● **What needs to be done**: Scan the material below for the string "JSON", and copy every line where it shows up.

● **Data records**:
■ ■ ■

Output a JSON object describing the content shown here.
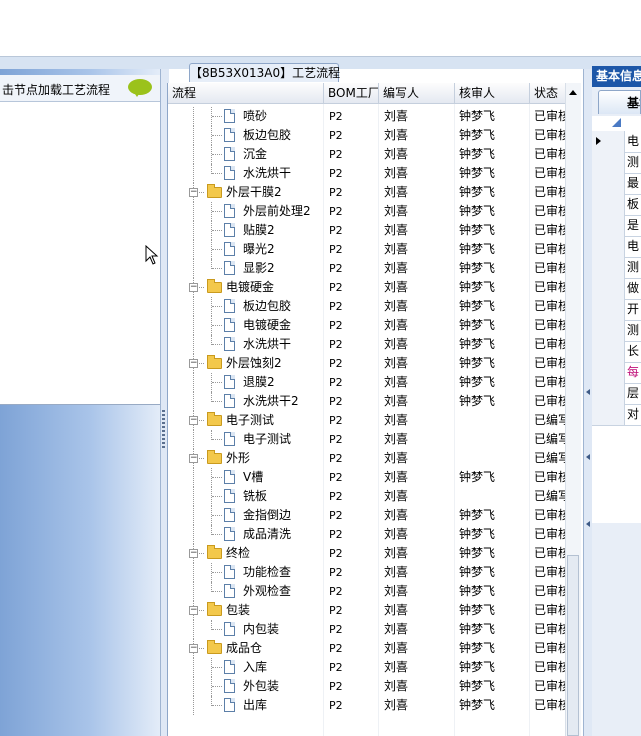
{
  "left_panel": {
    "hint": "击节点加载工艺流程"
  },
  "center": {
    "title": "【8B53X013A0】工艺流程",
    "columns": [
      "流程",
      "BOM工厂",
      "编写人",
      "核审人",
      "状态"
    ],
    "rows": [
      {
        "name": "喷砂",
        "level": 1,
        "folder": false,
        "bom": "P2",
        "writer": "刘喜",
        "reviewer": "钟梦飞",
        "status": "已审核"
      },
      {
        "name": "板边包胶",
        "level": 1,
        "folder": false,
        "bom": "P2",
        "writer": "刘喜",
        "reviewer": "钟梦飞",
        "status": "已审核"
      },
      {
        "name": "沉金",
        "level": 1,
        "folder": false,
        "bom": "P2",
        "writer": "刘喜",
        "reviewer": "钟梦飞",
        "status": "已审核"
      },
      {
        "name": "水洗烘干",
        "level": 1,
        "folder": false,
        "bom": "P2",
        "writer": "刘喜",
        "reviewer": "钟梦飞",
        "status": "已审核"
      },
      {
        "name": "外层干膜2",
        "level": 0,
        "folder": true,
        "bom": "P2",
        "writer": "刘喜",
        "reviewer": "钟梦飞",
        "status": "已审核"
      },
      {
        "name": "外层前处理2",
        "level": 1,
        "folder": false,
        "bom": "P2",
        "writer": "刘喜",
        "reviewer": "钟梦飞",
        "status": "已审核"
      },
      {
        "name": "贴膜2",
        "level": 1,
        "folder": false,
        "bom": "P2",
        "writer": "刘喜",
        "reviewer": "钟梦飞",
        "status": "已审核"
      },
      {
        "name": "曝光2",
        "level": 1,
        "folder": false,
        "bom": "P2",
        "writer": "刘喜",
        "reviewer": "钟梦飞",
        "status": "已审核"
      },
      {
        "name": "显影2",
        "level": 1,
        "folder": false,
        "bom": "P2",
        "writer": "刘喜",
        "reviewer": "钟梦飞",
        "status": "已审核"
      },
      {
        "name": "电镀硬金",
        "level": 0,
        "folder": true,
        "bom": "P2",
        "writer": "刘喜",
        "reviewer": "钟梦飞",
        "status": "已审核"
      },
      {
        "name": "板边包胶",
        "level": 1,
        "folder": false,
        "bom": "P2",
        "writer": "刘喜",
        "reviewer": "钟梦飞",
        "status": "已审核"
      },
      {
        "name": "电镀硬金",
        "level": 1,
        "folder": false,
        "bom": "P2",
        "writer": "刘喜",
        "reviewer": "钟梦飞",
        "status": "已审核"
      },
      {
        "name": "水洗烘干",
        "level": 1,
        "folder": false,
        "bom": "P2",
        "writer": "刘喜",
        "reviewer": "钟梦飞",
        "status": "已审核"
      },
      {
        "name": "外层蚀刻2",
        "level": 0,
        "folder": true,
        "bom": "P2",
        "writer": "刘喜",
        "reviewer": "钟梦飞",
        "status": "已审核"
      },
      {
        "name": "退膜2",
        "level": 1,
        "folder": false,
        "bom": "P2",
        "writer": "刘喜",
        "reviewer": "钟梦飞",
        "status": "已审核"
      },
      {
        "name": "水洗烘干2",
        "level": 1,
        "folder": false,
        "bom": "P2",
        "writer": "刘喜",
        "reviewer": "钟梦飞",
        "status": "已审核"
      },
      {
        "name": "电子测试",
        "level": 0,
        "folder": true,
        "bom": "P2",
        "writer": "刘喜",
        "reviewer": "",
        "status": "已编写"
      },
      {
        "name": "电子测试",
        "level": 1,
        "folder": false,
        "bom": "P2",
        "writer": "刘喜",
        "reviewer": "",
        "status": "已编写"
      },
      {
        "name": "外形",
        "level": 0,
        "folder": true,
        "bom": "P2",
        "writer": "刘喜",
        "reviewer": "",
        "status": "已编写"
      },
      {
        "name": "V槽",
        "level": 1,
        "folder": false,
        "bom": "P2",
        "writer": "刘喜",
        "reviewer": "钟梦飞",
        "status": "已审核"
      },
      {
        "name": "铣板",
        "level": 1,
        "folder": false,
        "bom": "P2",
        "writer": "刘喜",
        "reviewer": "",
        "status": "已编写"
      },
      {
        "name": "金指倒边",
        "level": 1,
        "folder": false,
        "bom": "P2",
        "writer": "刘喜",
        "reviewer": "钟梦飞",
        "status": "已审核"
      },
      {
        "name": "成品清洗",
        "level": 1,
        "folder": false,
        "bom": "P2",
        "writer": "刘喜",
        "reviewer": "钟梦飞",
        "status": "已审核"
      },
      {
        "name": "终检",
        "level": 0,
        "folder": true,
        "bom": "P2",
        "writer": "刘喜",
        "reviewer": "钟梦飞",
        "status": "已审核"
      },
      {
        "name": "功能检查",
        "level": 1,
        "folder": false,
        "bom": "P2",
        "writer": "刘喜",
        "reviewer": "钟梦飞",
        "status": "已审核"
      },
      {
        "name": "外观检查",
        "level": 1,
        "folder": false,
        "bom": "P2",
        "writer": "刘喜",
        "reviewer": "钟梦飞",
        "status": "已审核"
      },
      {
        "name": "包装",
        "level": 0,
        "folder": true,
        "bom": "P2",
        "writer": "刘喜",
        "reviewer": "钟梦飞",
        "status": "已审核"
      },
      {
        "name": "内包装",
        "level": 1,
        "folder": false,
        "bom": "P2",
        "writer": "刘喜",
        "reviewer": "钟梦飞",
        "status": "已审核"
      },
      {
        "name": "成品仓",
        "level": 0,
        "folder": true,
        "bom": "P2",
        "writer": "刘喜",
        "reviewer": "钟梦飞",
        "status": "已审核"
      },
      {
        "name": "入库",
        "level": 1,
        "folder": false,
        "bom": "P2",
        "writer": "刘喜",
        "reviewer": "钟梦飞",
        "status": "已审核"
      },
      {
        "name": "外包装",
        "level": 1,
        "folder": false,
        "bom": "P2",
        "writer": "刘喜",
        "reviewer": "钟梦飞",
        "status": "已审核"
      },
      {
        "name": "出库",
        "level": 1,
        "folder": false,
        "bom": "P2",
        "writer": "刘喜",
        "reviewer": "钟梦飞",
        "status": "已审核"
      }
    ]
  },
  "right_panel": {
    "title": "基本信息",
    "tab": "基本",
    "rows": [
      {
        "label": "电",
        "color": "#000000",
        "current": true
      },
      {
        "label": "测",
        "color": "#000000",
        "current": false
      },
      {
        "label": "最",
        "color": "#000000",
        "current": false
      },
      {
        "label": "板",
        "color": "#000000",
        "current": false
      },
      {
        "label": "是",
        "color": "#000000",
        "current": false
      },
      {
        "label": "电",
        "color": "#000000",
        "current": false
      },
      {
        "label": "测",
        "color": "#000000",
        "current": false
      },
      {
        "label": "做",
        "color": "#000000",
        "current": false
      },
      {
        "label": "开",
        "color": "#000000",
        "current": false
      },
      {
        "label": "测",
        "color": "#000000",
        "current": false
      },
      {
        "label": "长",
        "color": "#000000",
        "current": false
      },
      {
        "label": "每",
        "color": "#c0107a",
        "current": false
      },
      {
        "label": "层",
        "color": "#000000",
        "current": false
      },
      {
        "label": "对",
        "color": "#000000",
        "current": false
      }
    ]
  },
  "icons": {
    "doc": "document-icon",
    "folder": "folder-icon",
    "cursor": "mouse-cursor-icon",
    "comment": "speech-bubble-icon"
  }
}
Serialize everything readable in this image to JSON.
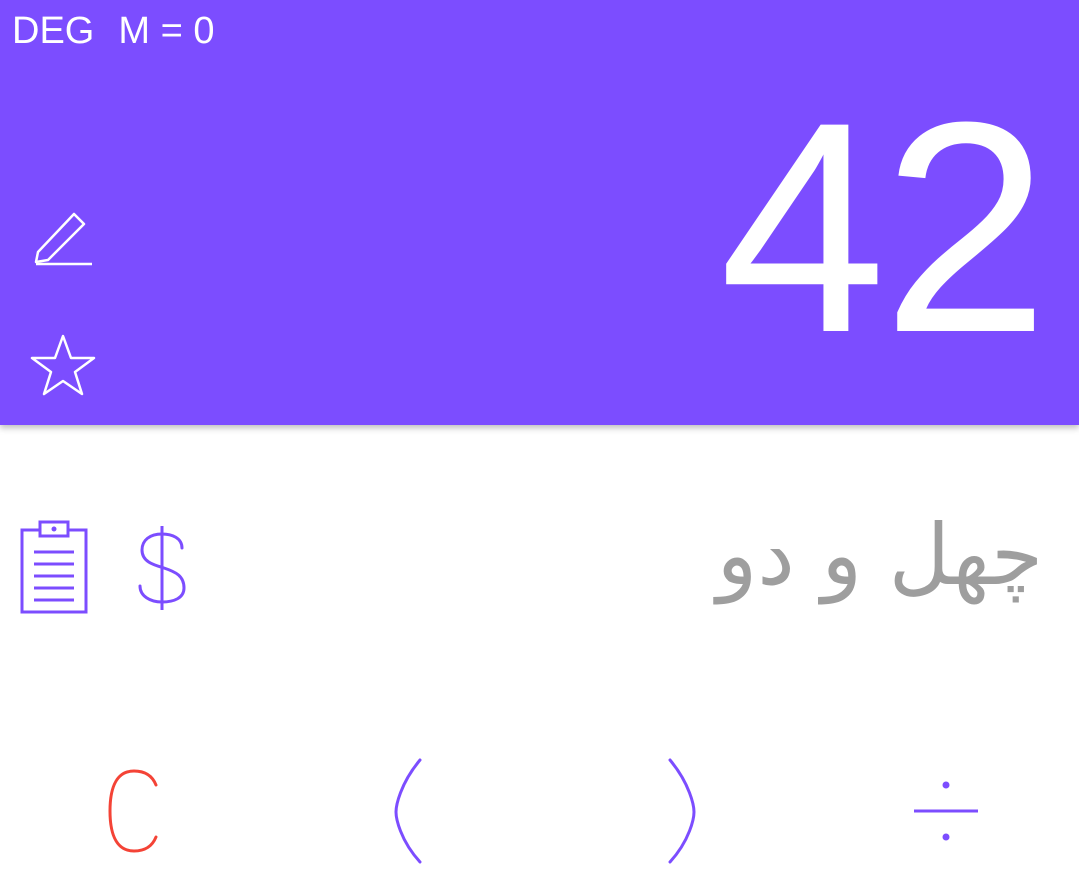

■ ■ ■

● **Task answer**:
Output a JSON object describing the content shown here.
Serialize everything readable in this image to JSON.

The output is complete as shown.